Thanks for baring through my thought ramblings, I realize I mostly paraphrased what you said, but it helped me think through it.... The bigger point being that one should never silence a marginalized person from using their experience to talk about an issue and it's particularly ironic when someone does this to advance a socially minded vision.

Always in admiration of your patience for educating people and of how much education you do everyday.

Anonymous said...

But WHY are "fat" or "disabled" considered degrading terms? That is the whole issue.

If Dave said he had the "speaking point of view of a tall, grey haired man" no one would be talking about person first language.

Sharon
(a tall, grey haired, fat, disabled woman)

wheeliecrone said...

Oh, golly! And you didn't even mention that other big one - gay.

You are right again, Dave. I'm not surprised. You are usually bang on the money.

To be told who you are is to be abused.
You are the one who decides who you are.

I am the person who decides who I am.

Ruti said...

Julia -

I don't think that's such a good idea with actual children either.

When I was a kid, the only word I knew for my disability was "weird", and I wasn't allowed to say it.

That didn't make me feel better. It made me feel like it was all unspeakable.

I think if we demand that people change their self-talk as a precondition of listening to them, it tends to result in them feeling ignored a lot more often than it results in them feeling empowered.

And in any case — Dave isn't a child. He's an adult who understands what he's saying and who deserves respect as someone who has been thinking about these things for a long time and describes himself as he does for reasons.

Meaning well is not a substitute for listening or for respect.

Anonymous said...

Maybe it is, because my mother is a teacher. And she teaches children at the age of five and six. But she teaches not only math or biology or the basic letters and writing but most of all she educates children in social skills, interaction and respect.

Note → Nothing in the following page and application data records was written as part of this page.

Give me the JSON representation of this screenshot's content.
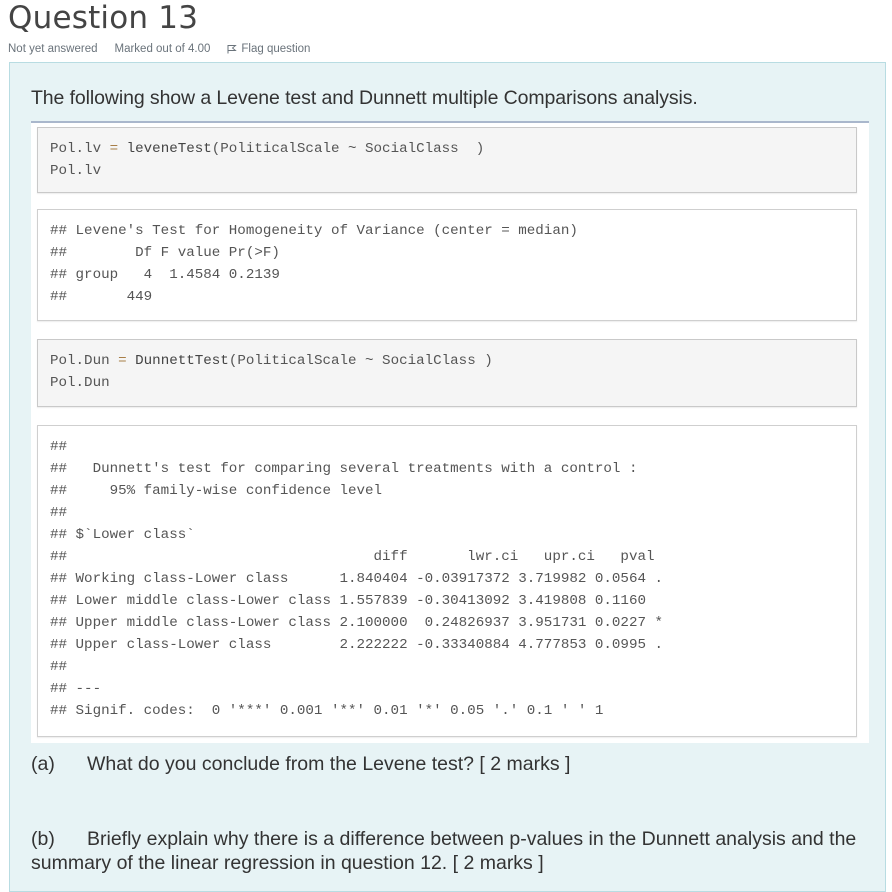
{
  "question": {
    "title": "Question 13",
    "status": "Not yet answered",
    "marks": "Marked out of 4.00",
    "flag_label": "Flag question",
    "flag_icon": "flag-icon"
  },
  "content": {
    "intro": "The following show a Levene test and Dunnett multiple Comparisons analysis.",
    "levene_code": [
      {
        "lhs": "Pol.lv",
        "op": "=",
        "fn": "leveneTest",
        "args": "(PoliticalScale ~ SocialClass  )"
      },
      {
        "text": "Pol.lv"
      }
    ],
    "levene_output": [
      "## Levene's Test for Homogeneity of Variance (center = median)",
      "##        Df F value Pr(>F)",
      "## group   4  1.4584 0.2139",
      "##       449"
    ],
    "dunnett_code": [
      {
        "lhs": "Pol.Dun",
        "op": "=",
        "fn": "DunnettTest",
        "args": "(PoliticalScale ~ SocialClass )"
      },
      {
        "text": "Pol.Dun"
      }
    ],
    "dunnett_output": [
      "##",
      "##   Dunnett's test for comparing several treatments with a control :",
      "##     95% family-wise confidence level",
      "##",
      "## $`Lower class`",
      "##                                    diff       lwr.ci   upr.ci   pval",
      "## Working class-Lower class      1.840404 -0.03917372 3.719982 0.0564 .",
      "## Lower middle class-Lower class 1.557839 -0.30413092 3.419808 0.1160",
      "## Upper middle class-Lower class 2.100000  0.24826937 3.951731 0.0227 *",
      "## Upper class-Lower class        2.222222 -0.33340884 4.777853 0.0995 .",
      "##",
      "## ---",
      "## Signif. codes:  0 '***' 0.001 '**' 0.01 '*' 0.05 '.' 0.1 ' ' 1"
    ],
    "dunnett_table": {
      "columns": [
        "diff",
        "lwr.ci",
        "upr.ci",
        "pval"
      ],
      "rows": [
        {
          "comparison": "Working class-Lower class",
          "diff": "1.840404",
          "lwr.ci": "-0.03917372",
          "upr.ci": "3.719982",
          "pval": "0.0564",
          "signif": "."
        },
        {
          "comparison": "Lower middle class-Lower class",
          "diff": "1.557839",
          "lwr.ci": "-0.30413092",
          "upr.ci": "3.419808",
          "pval": "0.1160",
          "signif": ""
        },
        {
          "comparison": "Upper middle class-Lower class",
          "diff": "2.100000",
          "lwr.ci": "0.24826937",
          "upr.ci": "3.951731",
          "pval": "0.0227",
          "signif": "*"
        },
        {
          "comparison": "Upper class-Lower class",
          "diff": "2.222222",
          "lwr.ci": "-0.33340884",
          "upr.ci": "4.777853",
          "pval": "0.0995",
          "signif": "."
        }
      ]
    },
    "levene_table": {
      "columns": [
        "Df",
        "F value",
        "Pr(>F)"
      ],
      "group": {
        "Df": "4",
        "F value": "1.4584",
        "Pr(>F)": "0.2139"
      },
      "residual_df": "449"
    },
    "part_a": {
      "label": "(a)",
      "text": "What do you conclude from the Levene test? [ 2 marks ]"
    },
    "part_b": {
      "label": "(b)",
      "text": "Briefly explain why there is a difference between p-values in the Dunnett analysis and the summary of the linear regression in question 12.  [ 2 marks ]"
    }
  },
  "colors": {
    "panel_bg": "#e7f3f5",
    "panel_border": "#b8dce2",
    "code_bg": "#f5f5f5",
    "operator": "#a87e47"
  }
}
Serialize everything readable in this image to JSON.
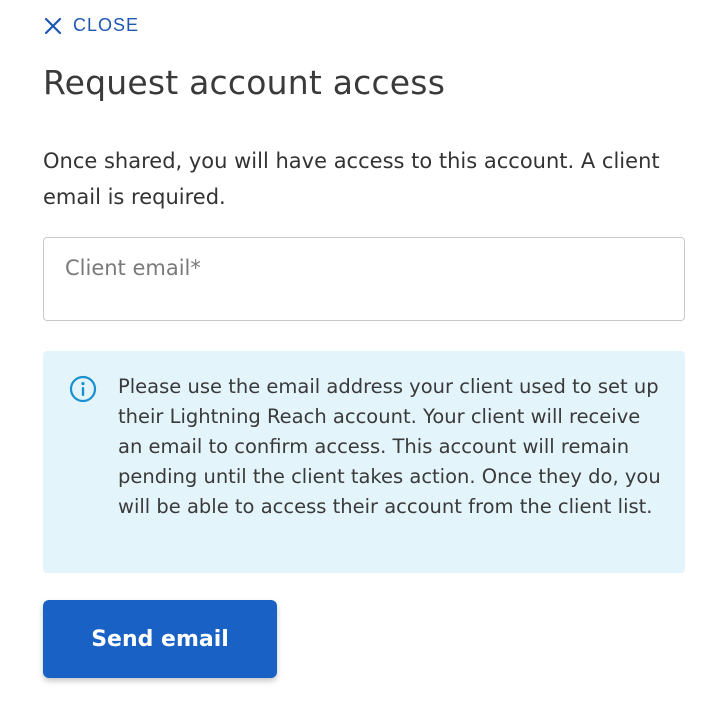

If words like fat or disabled are just used descriptiv it is totally okay. But most of the time there s a negativ afterthought attached and that is what I think Iat least should avoid.

Maybe it is, because as a child it was often assumed that my disability was contagious. Which scared other children, hurt me a lot and made me very insecure.

Which I do not know whether it applies for Dave too or not.

In no way I wanted to state something not nice to or about Dave. But I wanted to tell why maybe the woman said what she said.

Julia

Glee said...

Sharon said above

"But WHY are "fat" or "disabled" considered degrading terms? That is the whole issue.

If Dave said he had the "speaking point of view of a tall, grey haired man" no one would be talking about person first language.

Sharon
(a tall, grey haired, fat, disabled woman)"

and that is the thing. IF a thing or a word or a person is seen as normal then it's ok, as in tall grey haired man. And if they build steps because it is normal then that's ok too.

The non-disabled in the world have decided what is normal and stigma is placed on the rest. And shut out, shut in or shut up!

Excellent post thanks Dave.

cheers
Gleecrip :)

Ettina said...

"I'm curious if one took a study of preferences for "people first" language vs. reclaimed words (disabled, crip, etc) how many disabled people would want the "people first" language compared with able-bodied people?"

I wasn't able to find any research on disabled people in general, but I did find this study on preferred terminology for autism:

http://aut.sagepub.com/content/early/2015/06/10/1362361315588200.full.pdf+html

Autistic people tended to like 'is autistic', 'aspie' and 'on the autism spectrum' to describe themselves, while very few endorsed 'has autism' or 'person with autism'. So autistic people don't generally like person-first language.

One thing I find ridiculous, by the way? I've heard people use acronyms like PWA for 'person with autism'. Which really defeats the point, in my opinion, because the acronym is then used as a noun for a type of person, just as if they'd been calling them 'autistics'.